Metastatic breast cancer occurs when cancer cells spread to other parts of the body. Recurrent breast cancer occurs when breast cancer comes back after treatment.

Metastatic breast cancer

Metastatic breast cancer can be present when someone is first diagnosed with cancer. Or it may occur months to years after treatment. Metastatic breast cancer is cancer that has spread to another part of the body, like the bones, liver, or lungs.

Recurrent breast cancer

Breast cancer that comes back in the same breast or in your surgery scar is called local recurrence. Breast cancer that comes back in another part of the body, such as the lungs, is called distant recurrence. A distant recurrence may also be called metastatic cancer.

Local recurrent breast cancer can sometimes be treated with success. Distant recurrent breast cancer and metastatic breast cancer usually can't be cured. But with treatment, some people live for many years.

Treatment may include surgery, chemotherapy, hormone therapy, radiation therapy, targeted therapy, or immunotherapy.
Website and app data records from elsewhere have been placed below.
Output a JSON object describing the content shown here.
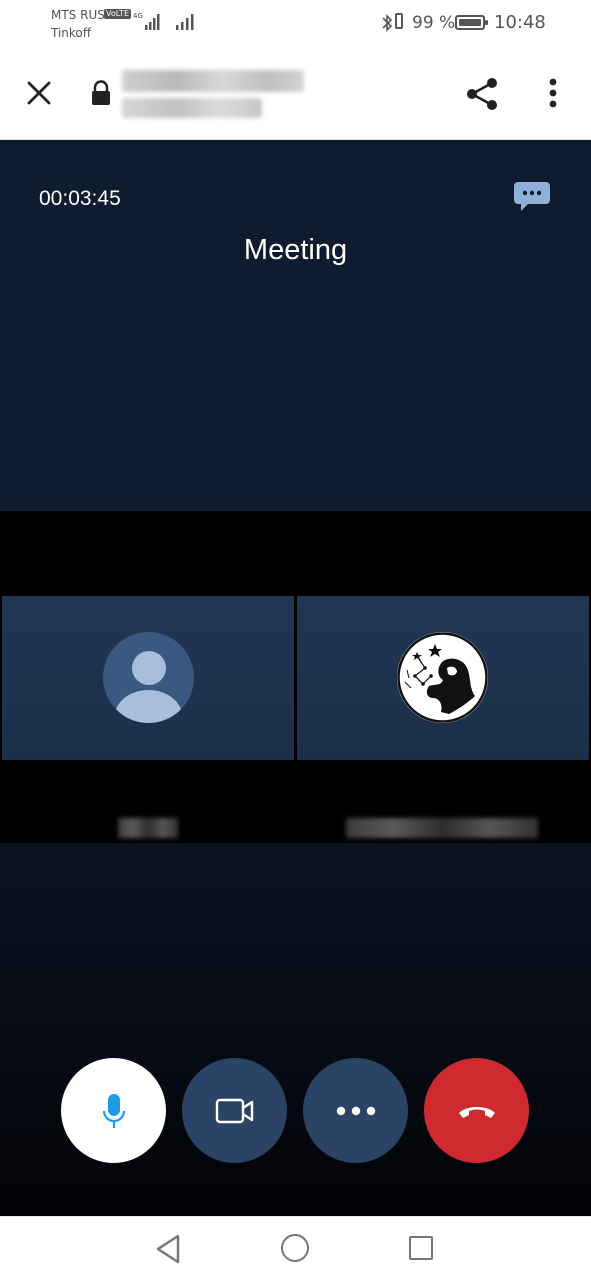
{
  "status_bar": {
    "carrier": "MTS RUS",
    "volte": "VoLTE",
    "carrier_sub": "Tinkoff",
    "network": "4G",
    "battery_percent": "99 %",
    "battery_level": 0.99,
    "time": "10:48"
  },
  "browser": {
    "icons": [
      "close-icon",
      "lock-icon",
      "share-icon",
      "more-vert-icon"
    ]
  },
  "meeting": {
    "timer": "00:03:45",
    "title": "Meeting",
    "participants": [
      {
        "avatar": "default-user-icon"
      },
      {
        "avatar": "photo"
      }
    ]
  },
  "controls": {
    "colors": {
      "mic": "#ffffff",
      "camera": "#2b4466",
      "more": "#2b4466",
      "hangup": "#d02a31",
      "accent": "#1e9be6"
    },
    "icons": [
      "microphone-icon",
      "video-camera-icon",
      "more-horiz-icon",
      "hang-up-icon"
    ]
  },
  "nav": {
    "icons": [
      "back-icon",
      "home-icon",
      "recents-icon"
    ]
  }
}
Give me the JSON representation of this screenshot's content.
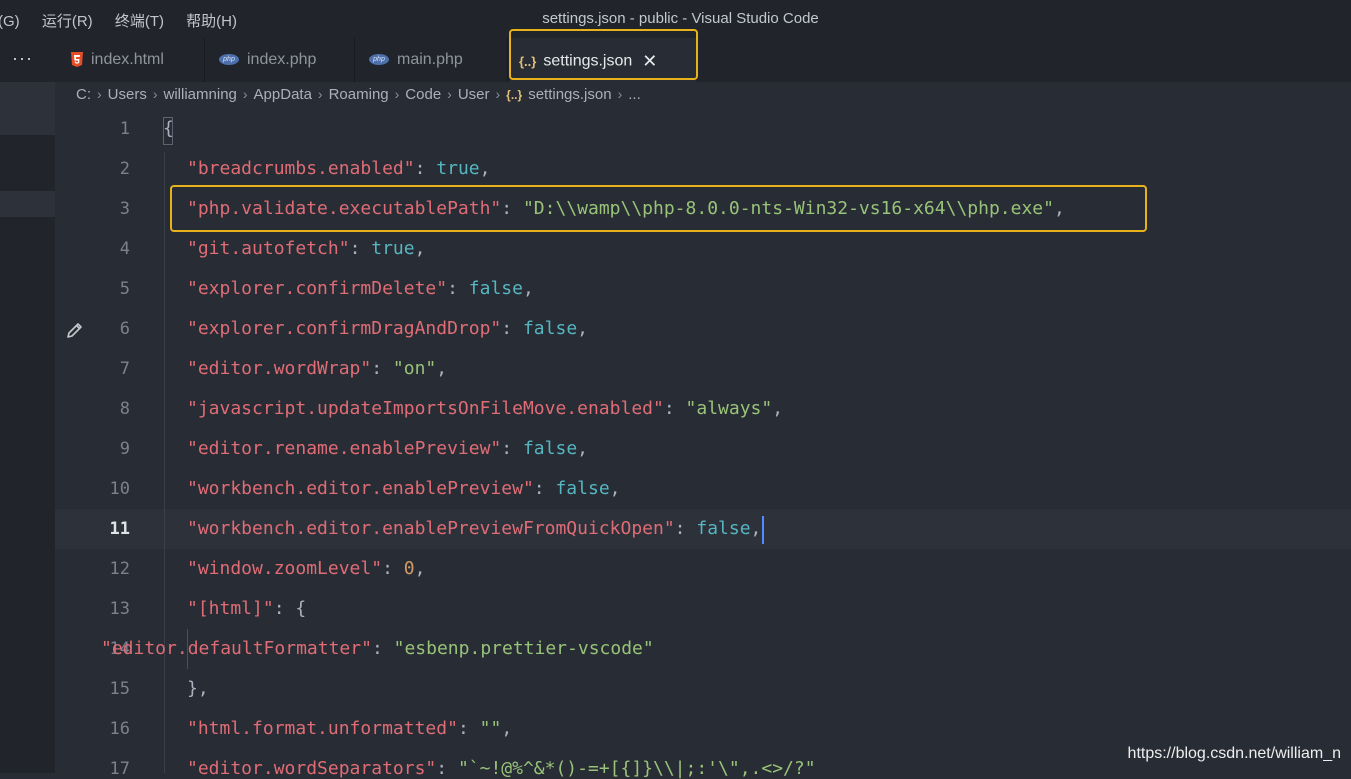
{
  "menu": {
    "items": [
      "(G)",
      "运行(R)",
      "终端(T)",
      "帮助(H)"
    ]
  },
  "window": {
    "title": "settings.json - public - Visual Studio Code"
  },
  "tabs": {
    "overflow_label": "···",
    "items": [
      {
        "label": "index.html",
        "icon": "html5-icon"
      },
      {
        "label": "index.php",
        "icon": "php-icon"
      },
      {
        "label": "main.php",
        "icon": "php-icon"
      },
      {
        "label": "settings.json",
        "icon": "json-icon",
        "active": true
      }
    ],
    "json_icon_glyph": "{..}",
    "php_icon_text": "php",
    "close_glyph": "✕"
  },
  "breadcrumb": {
    "segments": [
      "C:",
      "Users",
      "williamning",
      "AppData",
      "Roaming",
      "Code",
      "User",
      "settings.json",
      "..."
    ],
    "separator": "›"
  },
  "editor": {
    "current_line": 11,
    "line_numbers": [
      "1",
      "2",
      "3",
      "4",
      "5",
      "6",
      "7",
      "8",
      "9",
      "10",
      "11",
      "12",
      "13",
      "14",
      "15",
      "16",
      "17"
    ],
    "lines": [
      {
        "key": "",
        "punct": "{"
      },
      {
        "key": "\"breadcrumbs.enabled\"",
        "value": "true",
        "value_type": "bool"
      },
      {
        "key": "\"php.validate.executablePath\"",
        "value": "\"D:\\\\wamp\\\\php-8.0.0-nts-Win32-vs16-x64\\\\php.exe\"",
        "value_type": "string"
      },
      {
        "key": "\"git.autofetch\"",
        "value": "true",
        "value_type": "bool"
      },
      {
        "key": "\"explorer.confirmDelete\"",
        "value": "false",
        "value_type": "bool"
      },
      {
        "key": "\"explorer.confirmDragAndDrop\"",
        "value": "false",
        "value_type": "bool"
      },
      {
        "key": "\"editor.wordWrap\"",
        "value": "\"on\"",
        "value_type": "string"
      },
      {
        "key": "\"javascript.updateImportsOnFileMove.enabled\"",
        "value": "\"always\"",
        "value_type": "string"
      },
      {
        "key": "\"editor.rename.enablePreview\"",
        "value": "false",
        "value_type": "bool"
      },
      {
        "key": "\"workbench.editor.enablePreview\"",
        "value": "false",
        "value_type": "bool"
      },
      {
        "key": "\"workbench.editor.enablePreviewFromQuickOpen\"",
        "value": "false",
        "value_type": "bool"
      },
      {
        "key": "\"window.zoomLevel\"",
        "value": "0",
        "value_type": "number"
      },
      {
        "key": "\"[html]\"",
        "value": "{",
        "value_type": "punct"
      },
      {
        "key": "\"editor.defaultFormatter\"",
        "value": "\"esbenp.prettier-vscode\"",
        "value_type": "string"
      },
      {
        "key": "",
        "punct": "},"
      },
      {
        "key": "\"html.format.unformatted\"",
        "value": "\"\"",
        "value_type": "string"
      },
      {
        "key": "\"editor.wordSeparators\"",
        "value": "\"`~!@%^&*()-=+[{]}\\\\|;:'\\\",.<>/?\"",
        "value_type": "string"
      }
    ],
    "colon": ": ",
    "comma": ","
  },
  "colors": {
    "accent_highlight": "#e8b21c",
    "key": "#e06c75",
    "string": "#98c379",
    "boolean": "#56b6c2",
    "number": "#d19a66",
    "background": "#282c34"
  },
  "watermark": "https://blog.csdn.net/william_n"
}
PeaceHealth endeavors to provide comprehensive health care information, however some topics in this database describe services and procedures not offered by our providers or within our facilities because they do not comply with, nor are they condoned by, the ethics policies of our organization.